─── Supplied records

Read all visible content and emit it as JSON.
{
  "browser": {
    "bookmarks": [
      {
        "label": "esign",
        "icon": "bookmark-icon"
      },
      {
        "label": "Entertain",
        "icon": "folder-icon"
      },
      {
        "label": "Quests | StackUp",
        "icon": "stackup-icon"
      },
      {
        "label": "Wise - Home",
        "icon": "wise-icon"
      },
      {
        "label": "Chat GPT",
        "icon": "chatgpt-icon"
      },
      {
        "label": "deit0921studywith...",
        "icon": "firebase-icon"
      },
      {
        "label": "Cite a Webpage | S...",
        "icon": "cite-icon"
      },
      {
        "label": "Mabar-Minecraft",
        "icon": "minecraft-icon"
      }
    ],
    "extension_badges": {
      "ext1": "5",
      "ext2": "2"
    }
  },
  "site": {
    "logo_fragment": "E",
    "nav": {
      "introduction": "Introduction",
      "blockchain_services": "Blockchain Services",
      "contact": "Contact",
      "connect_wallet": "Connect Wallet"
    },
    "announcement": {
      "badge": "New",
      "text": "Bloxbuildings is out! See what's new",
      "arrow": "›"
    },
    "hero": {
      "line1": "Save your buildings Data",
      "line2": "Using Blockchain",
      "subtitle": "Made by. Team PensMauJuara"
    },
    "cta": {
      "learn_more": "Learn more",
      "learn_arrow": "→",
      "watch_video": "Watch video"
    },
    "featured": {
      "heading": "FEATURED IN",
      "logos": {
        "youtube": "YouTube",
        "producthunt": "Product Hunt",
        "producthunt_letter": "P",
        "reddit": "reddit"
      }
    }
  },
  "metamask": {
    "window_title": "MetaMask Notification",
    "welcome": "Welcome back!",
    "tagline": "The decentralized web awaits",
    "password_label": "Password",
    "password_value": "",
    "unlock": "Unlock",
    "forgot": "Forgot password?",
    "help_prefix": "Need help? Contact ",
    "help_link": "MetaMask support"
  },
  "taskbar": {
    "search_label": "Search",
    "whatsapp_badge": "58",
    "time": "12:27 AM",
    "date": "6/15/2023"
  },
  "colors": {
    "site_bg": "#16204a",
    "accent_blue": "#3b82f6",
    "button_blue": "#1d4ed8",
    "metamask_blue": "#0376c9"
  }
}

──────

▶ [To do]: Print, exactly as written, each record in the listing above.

▶ [Solution for this exercise]:
Read all visible content and emit it as JSON.
{
  "browser": {
    "bookmarks": [
      {
        "label": "esign",
        "icon": "bookmark-icon"
      },
      {
        "label": "Entertain",
        "icon": "folder-icon"
      },
      {
        "label": "Quests | StackUp",
        "icon": "stackup-icon"
      },
      {
        "label": "Wise - Home",
        "icon": "wise-icon"
      },
      {
        "label": "Chat GPT",
        "icon": "chatgpt-icon"
      },
      {
        "label": "deit0921studywith...",
        "icon": "firebase-icon"
      },
      {
        "label": "Cite a Webpage | S...",
        "icon": "cite-icon"
      },
      {
        "label": "Mabar-Minecraft",
        "icon": "minecraft-icon"
      }
    ],
    "extension_badges": {
      "ext1": "5",
      "ext2": "2"
    }
  },
  "site": {
    "logo_fragment": "E",
    "nav": {
      "introduction": "Introduction",
      "blockchain_services": "Blockchain Services",
      "contact": "Contact",
      "connect_wallet": "Connect Wallet"
    },
    "announcement": {
      "badge": "New",
      "text": "Bloxbuildings is out! See what's new",
      "arrow": "›"
    },
    "hero": {
      "line1": "Save your buildings Data",
      "line2": "Using Blockchain",
      "subtitle": "Made by. Team PensMauJuara"
    },
    "cta": {
      "learn_more": "Learn more",
      "learn_arrow": "→",
      "watch_video": "Watch video"
    },
    "featured": {
      "heading": "FEATURED IN",
      "logos": {
        "youtube": "YouTube",
        "producthunt": "Product Hunt",
        "producthunt_letter": "P",
        "reddit": "reddit"
      }
    }
  },
  "metamask": {
    "window_title": "MetaMask Notification",
    "welcome": "Welcome back!",
    "tagline": "The decentralized web awaits",
    "password_label": "Password",
    "password_value": "",
    "unlock": "Unlock",
    "forgot": "Forgot password?",
    "help_prefix": "Need help? Contact ",
    "help_link": "MetaMask support"
  },
  "taskbar": {
    "search_label": "Search",
    "whatsapp_badge": "58",
    "time": "12:27 AM",
    "date": "6/15/2023"
  },
  "colors": {
    "site_bg": "#16204a",
    "accent_blue": "#3b82f6",
    "button_blue": "#1d4ed8",
    "metamask_blue": "#0376c9"
  }
}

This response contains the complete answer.